Interface dataset entries
"""
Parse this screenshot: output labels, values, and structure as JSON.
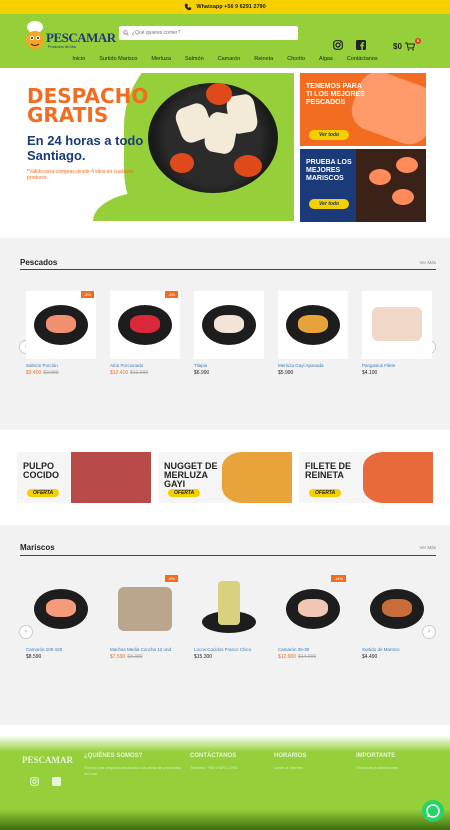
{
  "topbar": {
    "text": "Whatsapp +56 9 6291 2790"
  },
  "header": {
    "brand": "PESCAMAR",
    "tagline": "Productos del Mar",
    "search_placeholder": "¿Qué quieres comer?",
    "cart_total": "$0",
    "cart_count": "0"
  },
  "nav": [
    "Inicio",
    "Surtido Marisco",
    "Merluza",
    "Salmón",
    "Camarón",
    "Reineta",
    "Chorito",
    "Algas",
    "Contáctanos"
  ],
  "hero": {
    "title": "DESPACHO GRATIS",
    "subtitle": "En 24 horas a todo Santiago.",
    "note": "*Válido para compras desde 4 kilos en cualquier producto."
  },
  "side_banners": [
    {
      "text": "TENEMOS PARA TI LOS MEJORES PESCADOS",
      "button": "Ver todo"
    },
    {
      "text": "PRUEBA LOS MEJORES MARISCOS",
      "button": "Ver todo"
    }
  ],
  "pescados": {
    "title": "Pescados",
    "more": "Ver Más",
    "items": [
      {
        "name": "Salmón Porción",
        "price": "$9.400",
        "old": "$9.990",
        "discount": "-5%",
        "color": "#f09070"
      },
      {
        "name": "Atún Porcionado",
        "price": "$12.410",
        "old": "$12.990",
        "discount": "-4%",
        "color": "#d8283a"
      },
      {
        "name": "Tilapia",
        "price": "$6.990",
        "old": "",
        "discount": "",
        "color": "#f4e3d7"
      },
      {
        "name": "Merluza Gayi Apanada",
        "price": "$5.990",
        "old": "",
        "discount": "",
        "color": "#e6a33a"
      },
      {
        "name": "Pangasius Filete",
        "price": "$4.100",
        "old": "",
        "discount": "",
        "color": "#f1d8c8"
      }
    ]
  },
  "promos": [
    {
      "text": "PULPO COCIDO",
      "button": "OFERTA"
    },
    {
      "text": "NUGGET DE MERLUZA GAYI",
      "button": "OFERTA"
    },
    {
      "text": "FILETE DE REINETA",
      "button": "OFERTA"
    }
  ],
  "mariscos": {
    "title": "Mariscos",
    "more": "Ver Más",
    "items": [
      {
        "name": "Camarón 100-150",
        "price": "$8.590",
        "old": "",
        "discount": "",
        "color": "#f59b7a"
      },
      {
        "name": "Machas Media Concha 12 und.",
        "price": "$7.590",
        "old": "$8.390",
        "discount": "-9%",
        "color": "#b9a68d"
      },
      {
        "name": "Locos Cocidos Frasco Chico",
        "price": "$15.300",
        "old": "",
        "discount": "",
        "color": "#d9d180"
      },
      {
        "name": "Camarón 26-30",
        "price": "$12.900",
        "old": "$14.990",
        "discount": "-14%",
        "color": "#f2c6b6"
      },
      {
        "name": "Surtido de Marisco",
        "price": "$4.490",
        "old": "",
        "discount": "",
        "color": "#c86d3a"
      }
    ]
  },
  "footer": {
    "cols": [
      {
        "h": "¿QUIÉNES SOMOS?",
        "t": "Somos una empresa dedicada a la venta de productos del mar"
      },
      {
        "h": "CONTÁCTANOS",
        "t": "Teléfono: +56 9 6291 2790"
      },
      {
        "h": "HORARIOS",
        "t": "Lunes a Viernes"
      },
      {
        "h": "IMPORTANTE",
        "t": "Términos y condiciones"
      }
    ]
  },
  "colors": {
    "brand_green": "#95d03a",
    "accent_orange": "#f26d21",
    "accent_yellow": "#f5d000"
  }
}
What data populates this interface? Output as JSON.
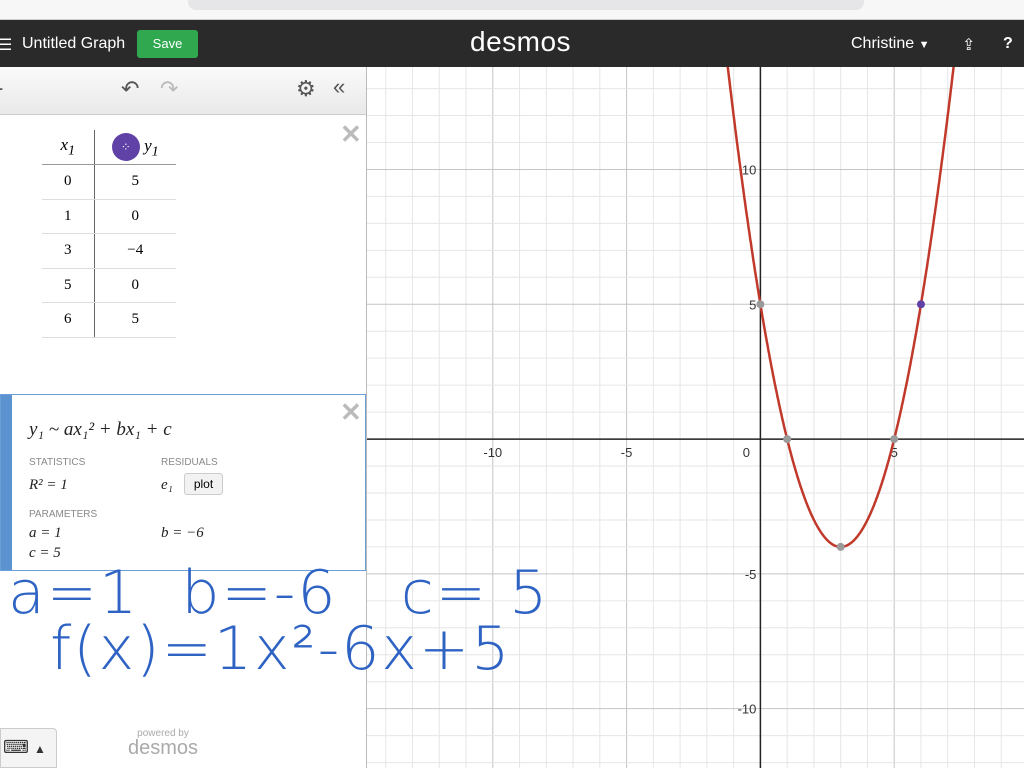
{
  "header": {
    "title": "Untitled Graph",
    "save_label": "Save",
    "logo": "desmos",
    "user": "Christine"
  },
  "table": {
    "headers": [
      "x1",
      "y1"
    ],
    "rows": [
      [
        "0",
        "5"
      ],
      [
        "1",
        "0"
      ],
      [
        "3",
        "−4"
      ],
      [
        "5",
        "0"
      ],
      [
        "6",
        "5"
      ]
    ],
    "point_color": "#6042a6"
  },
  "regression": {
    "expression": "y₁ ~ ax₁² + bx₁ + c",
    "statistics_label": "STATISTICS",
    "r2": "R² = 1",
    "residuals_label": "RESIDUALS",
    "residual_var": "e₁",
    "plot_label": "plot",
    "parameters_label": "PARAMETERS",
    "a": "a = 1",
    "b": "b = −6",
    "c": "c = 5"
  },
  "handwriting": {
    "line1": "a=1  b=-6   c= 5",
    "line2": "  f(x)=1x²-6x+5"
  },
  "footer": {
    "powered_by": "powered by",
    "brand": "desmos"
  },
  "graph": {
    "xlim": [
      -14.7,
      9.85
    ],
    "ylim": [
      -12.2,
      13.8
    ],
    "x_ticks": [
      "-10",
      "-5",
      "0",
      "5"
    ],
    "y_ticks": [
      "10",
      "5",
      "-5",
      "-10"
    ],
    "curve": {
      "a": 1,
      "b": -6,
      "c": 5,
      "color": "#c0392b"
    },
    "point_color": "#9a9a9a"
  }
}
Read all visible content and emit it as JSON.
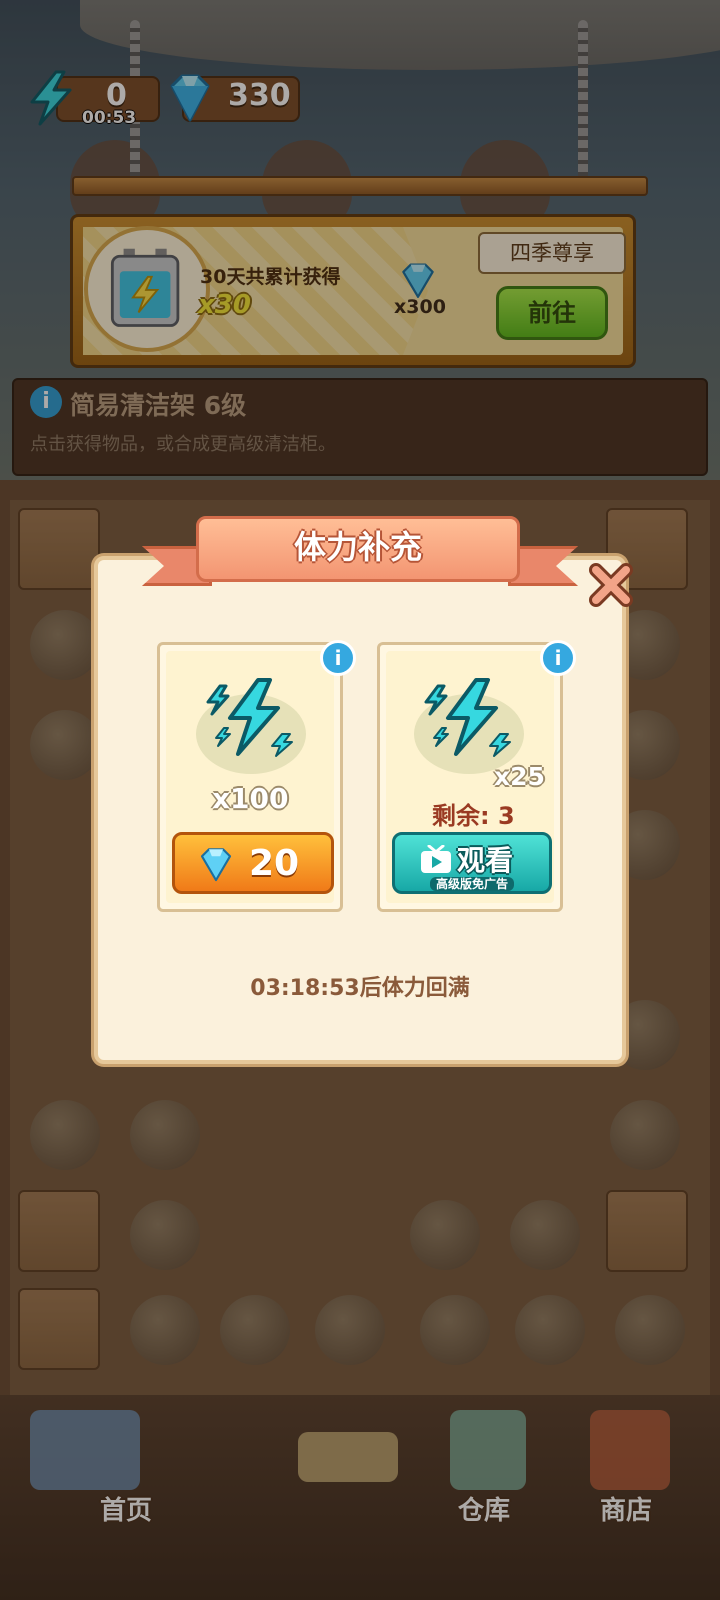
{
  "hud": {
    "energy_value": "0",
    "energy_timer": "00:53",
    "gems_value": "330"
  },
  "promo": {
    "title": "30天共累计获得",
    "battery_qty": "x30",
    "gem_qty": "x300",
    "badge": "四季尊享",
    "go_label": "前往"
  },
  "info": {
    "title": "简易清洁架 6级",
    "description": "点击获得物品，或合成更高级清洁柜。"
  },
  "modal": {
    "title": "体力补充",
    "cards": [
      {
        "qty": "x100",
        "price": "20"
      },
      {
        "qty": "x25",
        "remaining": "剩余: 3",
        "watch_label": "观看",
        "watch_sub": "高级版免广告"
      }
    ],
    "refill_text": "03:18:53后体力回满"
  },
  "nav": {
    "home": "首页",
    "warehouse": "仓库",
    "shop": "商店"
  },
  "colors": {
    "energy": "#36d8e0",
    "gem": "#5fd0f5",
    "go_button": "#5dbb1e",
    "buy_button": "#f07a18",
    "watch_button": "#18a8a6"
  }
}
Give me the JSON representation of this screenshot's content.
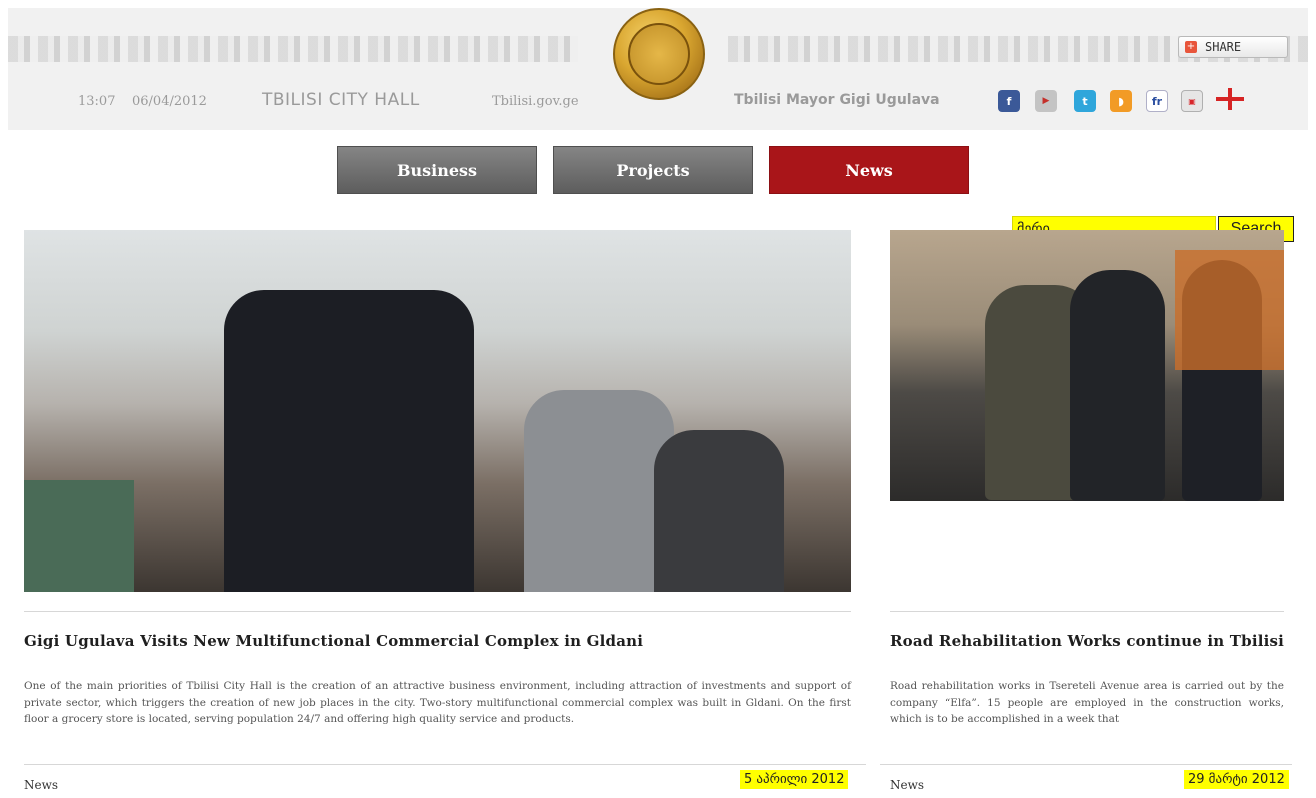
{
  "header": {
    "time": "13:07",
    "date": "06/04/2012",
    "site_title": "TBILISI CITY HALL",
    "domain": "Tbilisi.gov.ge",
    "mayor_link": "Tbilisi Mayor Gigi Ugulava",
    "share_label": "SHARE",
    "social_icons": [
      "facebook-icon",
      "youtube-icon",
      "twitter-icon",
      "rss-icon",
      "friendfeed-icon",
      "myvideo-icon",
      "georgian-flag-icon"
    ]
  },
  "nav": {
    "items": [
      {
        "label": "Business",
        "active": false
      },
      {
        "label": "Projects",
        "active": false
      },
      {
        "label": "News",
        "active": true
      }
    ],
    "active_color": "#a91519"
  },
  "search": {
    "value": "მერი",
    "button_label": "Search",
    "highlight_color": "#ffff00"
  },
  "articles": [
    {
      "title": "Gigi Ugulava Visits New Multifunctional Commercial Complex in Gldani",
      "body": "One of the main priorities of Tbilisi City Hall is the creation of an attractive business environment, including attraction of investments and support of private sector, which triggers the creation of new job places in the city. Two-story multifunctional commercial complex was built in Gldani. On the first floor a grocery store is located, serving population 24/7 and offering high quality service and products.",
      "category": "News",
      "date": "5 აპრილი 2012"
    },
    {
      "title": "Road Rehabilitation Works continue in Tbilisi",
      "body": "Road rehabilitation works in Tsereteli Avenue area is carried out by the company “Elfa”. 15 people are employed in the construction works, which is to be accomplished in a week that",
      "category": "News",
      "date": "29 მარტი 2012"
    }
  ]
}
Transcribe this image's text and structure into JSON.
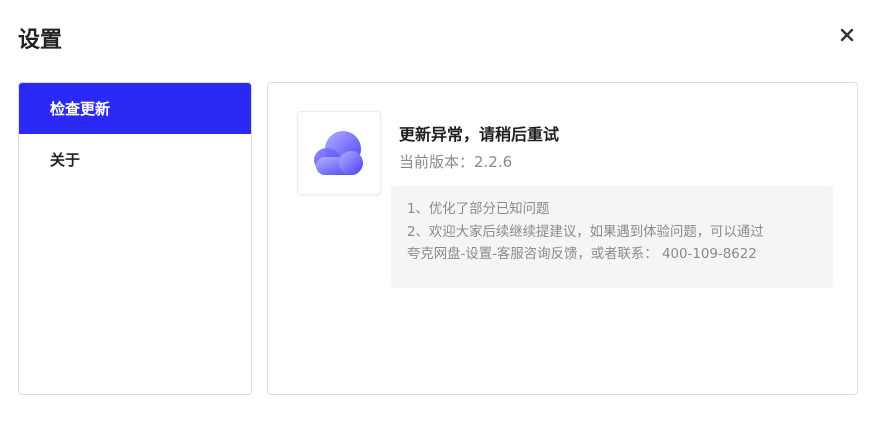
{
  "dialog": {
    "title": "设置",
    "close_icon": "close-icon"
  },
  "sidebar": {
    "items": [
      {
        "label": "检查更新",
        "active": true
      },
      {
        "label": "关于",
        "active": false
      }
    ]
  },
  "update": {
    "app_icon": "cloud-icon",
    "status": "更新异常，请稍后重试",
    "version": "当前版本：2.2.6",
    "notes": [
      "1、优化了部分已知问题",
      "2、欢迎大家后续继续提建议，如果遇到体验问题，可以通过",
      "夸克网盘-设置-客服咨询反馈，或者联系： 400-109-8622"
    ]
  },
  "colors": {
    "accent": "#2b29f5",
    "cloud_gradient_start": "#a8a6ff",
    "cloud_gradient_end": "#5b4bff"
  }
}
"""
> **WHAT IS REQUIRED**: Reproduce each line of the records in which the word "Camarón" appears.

> **OUTPUT BELOW**:
    "Camarón",
        "name": "Camarón 100-150",
        "name": "Camarón 26-30",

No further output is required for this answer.